Kodak Vending Machines Take Inventory Snapshot
Manufactured by Maytag Corp.'s Dixie-Narco division, the vending machines allow real-time monitoring of inventory. In another key benefit, the machines accept only debit or credit cards, thus reducing the risk of vandalism.
Kodak, Rochester, NY, plans to place 10,000 such wireless Internet vending machines over four years. This arguably will make Kodak the nation's first marketer to use such Internet-linked vendor machines on a large scale.
The machine's debut is part of a two-pronged strategy, said Robin Forte, Atlanta-based associate product manager at Kodak. The company aims to continually innovate with new product as well as to create a new sales channel at appropriate locations, she said.
"So that whenever a picture-taking opportunity exists, we're going to be there," Forte said. "With the vending unit, we're targeting locations that are what we call point of pictures, such as amusement parks, beaches [and] theme parks. Any place where a person might be in a picture-taking situation, we're going to sell cameras."
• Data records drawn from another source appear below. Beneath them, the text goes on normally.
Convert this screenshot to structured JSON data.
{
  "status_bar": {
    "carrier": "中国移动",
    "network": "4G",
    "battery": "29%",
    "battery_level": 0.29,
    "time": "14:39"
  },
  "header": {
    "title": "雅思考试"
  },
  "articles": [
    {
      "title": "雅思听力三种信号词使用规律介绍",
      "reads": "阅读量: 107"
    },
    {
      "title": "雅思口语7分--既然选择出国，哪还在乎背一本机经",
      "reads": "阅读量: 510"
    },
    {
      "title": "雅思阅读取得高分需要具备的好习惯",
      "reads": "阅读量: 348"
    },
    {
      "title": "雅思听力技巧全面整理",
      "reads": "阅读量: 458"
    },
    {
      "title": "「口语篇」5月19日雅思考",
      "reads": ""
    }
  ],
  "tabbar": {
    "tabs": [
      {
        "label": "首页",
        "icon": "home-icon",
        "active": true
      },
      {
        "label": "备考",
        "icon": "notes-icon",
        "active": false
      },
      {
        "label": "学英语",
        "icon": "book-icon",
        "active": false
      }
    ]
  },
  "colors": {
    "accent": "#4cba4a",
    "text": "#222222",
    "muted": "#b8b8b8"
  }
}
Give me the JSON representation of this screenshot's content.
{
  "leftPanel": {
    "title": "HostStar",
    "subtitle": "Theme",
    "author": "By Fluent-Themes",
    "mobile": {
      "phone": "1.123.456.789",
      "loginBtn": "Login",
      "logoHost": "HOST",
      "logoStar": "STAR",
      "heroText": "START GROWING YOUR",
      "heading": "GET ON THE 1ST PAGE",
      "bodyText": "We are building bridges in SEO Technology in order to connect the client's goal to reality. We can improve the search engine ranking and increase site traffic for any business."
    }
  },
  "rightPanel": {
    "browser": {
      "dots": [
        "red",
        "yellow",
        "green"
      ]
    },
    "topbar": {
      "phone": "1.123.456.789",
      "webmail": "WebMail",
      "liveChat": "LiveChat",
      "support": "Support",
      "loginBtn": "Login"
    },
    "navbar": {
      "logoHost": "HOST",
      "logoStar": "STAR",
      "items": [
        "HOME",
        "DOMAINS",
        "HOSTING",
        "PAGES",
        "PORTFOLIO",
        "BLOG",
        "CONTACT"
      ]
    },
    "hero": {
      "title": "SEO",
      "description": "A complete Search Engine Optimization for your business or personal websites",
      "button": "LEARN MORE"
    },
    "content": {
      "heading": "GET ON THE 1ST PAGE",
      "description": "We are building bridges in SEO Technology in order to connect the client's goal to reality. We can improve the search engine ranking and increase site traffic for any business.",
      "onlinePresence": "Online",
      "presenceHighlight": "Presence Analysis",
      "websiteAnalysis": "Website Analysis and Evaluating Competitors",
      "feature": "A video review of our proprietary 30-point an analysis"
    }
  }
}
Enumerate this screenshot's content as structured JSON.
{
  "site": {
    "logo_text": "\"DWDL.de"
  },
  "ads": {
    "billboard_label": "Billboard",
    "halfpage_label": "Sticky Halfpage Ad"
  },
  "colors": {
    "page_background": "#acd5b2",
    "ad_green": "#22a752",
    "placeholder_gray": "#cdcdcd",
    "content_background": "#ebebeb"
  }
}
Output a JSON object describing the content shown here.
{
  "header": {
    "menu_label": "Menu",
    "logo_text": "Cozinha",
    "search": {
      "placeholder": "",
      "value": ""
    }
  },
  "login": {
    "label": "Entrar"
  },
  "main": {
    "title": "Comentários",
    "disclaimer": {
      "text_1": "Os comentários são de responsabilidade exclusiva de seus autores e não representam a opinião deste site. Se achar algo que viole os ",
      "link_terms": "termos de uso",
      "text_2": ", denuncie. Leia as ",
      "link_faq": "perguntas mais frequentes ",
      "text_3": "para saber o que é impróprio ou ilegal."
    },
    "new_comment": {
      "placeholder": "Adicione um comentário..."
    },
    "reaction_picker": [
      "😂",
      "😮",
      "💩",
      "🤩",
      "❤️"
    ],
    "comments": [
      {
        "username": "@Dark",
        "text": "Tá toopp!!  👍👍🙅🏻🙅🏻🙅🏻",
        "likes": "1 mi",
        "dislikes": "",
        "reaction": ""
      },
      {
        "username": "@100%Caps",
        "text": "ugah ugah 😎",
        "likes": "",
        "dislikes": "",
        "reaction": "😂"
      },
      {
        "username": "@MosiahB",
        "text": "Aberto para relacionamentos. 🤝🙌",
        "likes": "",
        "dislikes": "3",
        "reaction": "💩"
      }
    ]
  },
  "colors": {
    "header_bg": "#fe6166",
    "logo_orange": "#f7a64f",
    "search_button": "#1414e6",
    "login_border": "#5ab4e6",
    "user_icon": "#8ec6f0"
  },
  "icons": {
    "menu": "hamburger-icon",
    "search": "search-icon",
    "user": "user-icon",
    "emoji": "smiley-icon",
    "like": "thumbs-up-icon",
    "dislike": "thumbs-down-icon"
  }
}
As the application service provider to Kodak, e-Vend.net Corp., Kennett Square, PA, will handle the vending machine's credit and debit card processing and fulfillment of orders through a warehouse in Newark, DE.
E-Vend.net, in which Maytag holds a minor stake, said its software will run the machine, which looks like a standard Maytag vending machine. Maytag supplies vending machines to Pepsi and Coca-Cola bottlers as well as other beverage brands.
Wendy Jenkins, vice president of sales and marketing at e-Vend.net, said her company will be able to check the status of the vending machine, track the inventory levels, gauge the sales and then give a picture of the product that needs to be replenished.
"It's something that we internally refer to as a service paradox," Jenkins said. "It really gets to the point where the less you can visit your machine, the more profitable you can make it."
Kodak has already placed these wireless Internet-linked vending machines at 30 locations. These include ski resorts at Steamboat Springs, CO, and Killington, VT; the Philadelphia and Atlanta zoos; Penn's Landing in Philadelphia; and a couple of machines in the Philadelphia airport.
"What we found was that 90 percent of the vending business is incremental, so we see that as a big opportunity," Kodak's Forte said.
Besides dispensing disposable cameras and film, the new Maytag vending machine can also work for the beverages industry.
"It should work for the soft drink industry and the bottlers," Jenkins said. "Their assets are very far out of their reach. ... We're also working with a Pepsi account."
E-Vend.net recently ran a one-off promotional program for Polo Ralph Lauren's Polo jeans for selling T-shirts via the wireless Web machines. A similar effort for Joe Boxer's underwear and T-shirts through two wireless Web kiosks is still active.
While this is Kodak's first dabble in wireless Internet machines, it is not its maiden effort to sell products through kiosks.
"Kodak has attempted to sell some of their products through vending machines, but they did not have the opportunity to have them connected to the Internet," Jenkins said, "so they lost touch with their assets. They weren't able to manage them as productively as we can now."
"We did some vending tests in the early '90s, and we found that a couple of things didn't work out within our program," she said. "And one of the things we never knew was what the inventory was in those locations. We never knew when it was running low.
"[Also] those were cash machines, and that would get vandalized. So with this new Internet vending machine, we can track inventory and we know when the machine needs inventory. And there's no cash in the machine, so the possibility of vandalism is a lot less."